Anyhoo…. Since I find all this love song stuff de-inspiring, I don’t know what’s up next. I’m not anti-love or bitter on the subject. I congratulate — and have deep respect for —  all of you who found your great love and are busy living happily ever after. That just isn’t my story. 

But why?

The model in front of me growing up wasn’t particularly happy, that’s one thing, probably, then I never wanted kids. I wanted adventure. For a while I thought a boyfriend or husband would also want adventure, and we’d go off into the world adventuring, but that didn’t turn out to be the case. Even the most adventurous men I knew longed for wife and family, the ties that guys like in the movie K2 struggle against. Except one. He wanted adventure more than wife and family, and I think his romantic life has gone pretty much like mine. There is a kind of love between us, maybe a shared love of mountains, adventure and words, mutual esteem. Anyway, I treasure it, maybe partly because it’s love that doesn’t show up in love songs. 

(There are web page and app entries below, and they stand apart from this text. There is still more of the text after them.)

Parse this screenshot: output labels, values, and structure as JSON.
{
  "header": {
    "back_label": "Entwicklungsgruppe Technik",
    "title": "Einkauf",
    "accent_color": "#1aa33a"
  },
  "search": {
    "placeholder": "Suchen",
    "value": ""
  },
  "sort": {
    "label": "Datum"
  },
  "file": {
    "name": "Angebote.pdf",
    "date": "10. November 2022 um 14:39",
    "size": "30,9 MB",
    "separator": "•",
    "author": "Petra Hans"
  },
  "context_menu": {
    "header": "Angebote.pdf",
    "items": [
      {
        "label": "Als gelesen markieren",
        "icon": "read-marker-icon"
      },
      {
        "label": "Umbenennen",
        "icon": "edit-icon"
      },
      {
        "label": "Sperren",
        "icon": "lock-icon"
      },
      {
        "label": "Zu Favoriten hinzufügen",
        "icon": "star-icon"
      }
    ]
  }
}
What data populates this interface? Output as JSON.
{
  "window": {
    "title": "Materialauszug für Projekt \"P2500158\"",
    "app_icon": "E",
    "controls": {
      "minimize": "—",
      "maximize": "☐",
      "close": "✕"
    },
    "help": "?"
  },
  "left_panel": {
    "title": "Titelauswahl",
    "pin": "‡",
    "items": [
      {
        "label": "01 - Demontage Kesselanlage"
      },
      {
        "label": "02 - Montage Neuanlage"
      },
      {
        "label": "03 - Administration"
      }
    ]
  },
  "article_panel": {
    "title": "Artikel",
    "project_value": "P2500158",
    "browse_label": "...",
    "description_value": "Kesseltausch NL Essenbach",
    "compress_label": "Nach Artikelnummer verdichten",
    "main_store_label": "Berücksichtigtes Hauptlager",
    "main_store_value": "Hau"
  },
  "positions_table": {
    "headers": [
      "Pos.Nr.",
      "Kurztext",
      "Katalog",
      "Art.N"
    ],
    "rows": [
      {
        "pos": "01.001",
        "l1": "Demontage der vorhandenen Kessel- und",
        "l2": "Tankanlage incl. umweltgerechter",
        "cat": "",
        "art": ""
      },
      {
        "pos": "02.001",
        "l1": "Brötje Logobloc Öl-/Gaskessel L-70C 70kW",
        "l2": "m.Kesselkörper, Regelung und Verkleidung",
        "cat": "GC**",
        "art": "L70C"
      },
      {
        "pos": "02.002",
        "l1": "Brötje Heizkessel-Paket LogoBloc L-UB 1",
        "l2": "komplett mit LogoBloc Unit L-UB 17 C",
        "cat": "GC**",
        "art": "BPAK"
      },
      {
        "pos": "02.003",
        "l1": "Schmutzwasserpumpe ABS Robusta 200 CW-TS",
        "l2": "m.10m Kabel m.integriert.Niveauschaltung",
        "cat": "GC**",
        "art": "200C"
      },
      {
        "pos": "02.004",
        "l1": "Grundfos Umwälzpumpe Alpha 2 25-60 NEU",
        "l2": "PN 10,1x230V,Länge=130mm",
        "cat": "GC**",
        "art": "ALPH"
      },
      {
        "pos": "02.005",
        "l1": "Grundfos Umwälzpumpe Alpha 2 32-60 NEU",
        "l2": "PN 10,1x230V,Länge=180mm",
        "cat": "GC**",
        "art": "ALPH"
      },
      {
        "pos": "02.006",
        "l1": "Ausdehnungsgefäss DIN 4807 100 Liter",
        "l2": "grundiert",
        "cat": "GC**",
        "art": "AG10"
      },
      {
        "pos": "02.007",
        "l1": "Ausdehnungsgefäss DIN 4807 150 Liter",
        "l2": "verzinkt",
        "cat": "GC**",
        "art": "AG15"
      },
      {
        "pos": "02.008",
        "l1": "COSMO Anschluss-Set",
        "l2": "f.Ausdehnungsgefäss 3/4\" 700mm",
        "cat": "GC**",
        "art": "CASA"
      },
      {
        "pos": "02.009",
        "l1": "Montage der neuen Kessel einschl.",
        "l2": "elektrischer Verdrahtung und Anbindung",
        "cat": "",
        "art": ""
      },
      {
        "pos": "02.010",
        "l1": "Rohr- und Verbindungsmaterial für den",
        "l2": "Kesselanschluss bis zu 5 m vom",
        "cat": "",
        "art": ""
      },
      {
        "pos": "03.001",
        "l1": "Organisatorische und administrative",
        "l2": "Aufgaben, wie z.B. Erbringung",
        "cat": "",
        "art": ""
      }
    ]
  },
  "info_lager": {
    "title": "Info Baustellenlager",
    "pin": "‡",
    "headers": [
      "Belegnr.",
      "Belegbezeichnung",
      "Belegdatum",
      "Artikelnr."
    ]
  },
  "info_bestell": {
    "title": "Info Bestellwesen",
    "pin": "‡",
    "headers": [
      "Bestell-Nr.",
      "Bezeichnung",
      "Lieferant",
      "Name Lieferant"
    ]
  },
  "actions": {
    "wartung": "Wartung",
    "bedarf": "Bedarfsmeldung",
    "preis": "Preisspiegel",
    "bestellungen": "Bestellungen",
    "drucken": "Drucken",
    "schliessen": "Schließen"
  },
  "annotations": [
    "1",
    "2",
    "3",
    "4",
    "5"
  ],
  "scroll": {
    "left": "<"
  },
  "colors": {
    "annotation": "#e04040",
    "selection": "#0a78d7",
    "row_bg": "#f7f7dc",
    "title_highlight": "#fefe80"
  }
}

In any case, I wonder what the protagonist will do so that I can write his story? I see him influenced by Goliard love songs, in a moment of heated passion impregnating a girl, then facing the betrayal of romance, thrown out of his monastery, sent wandering over the Alps to teach Martin to paint and then in his own Paul on the Road to Damascus moment realizing there is no better lover than art and returning to the monastery, seeing it as his best bet for a life as an artist. Maybe he’ll go that way. 

Ars longa, labilis est dilectio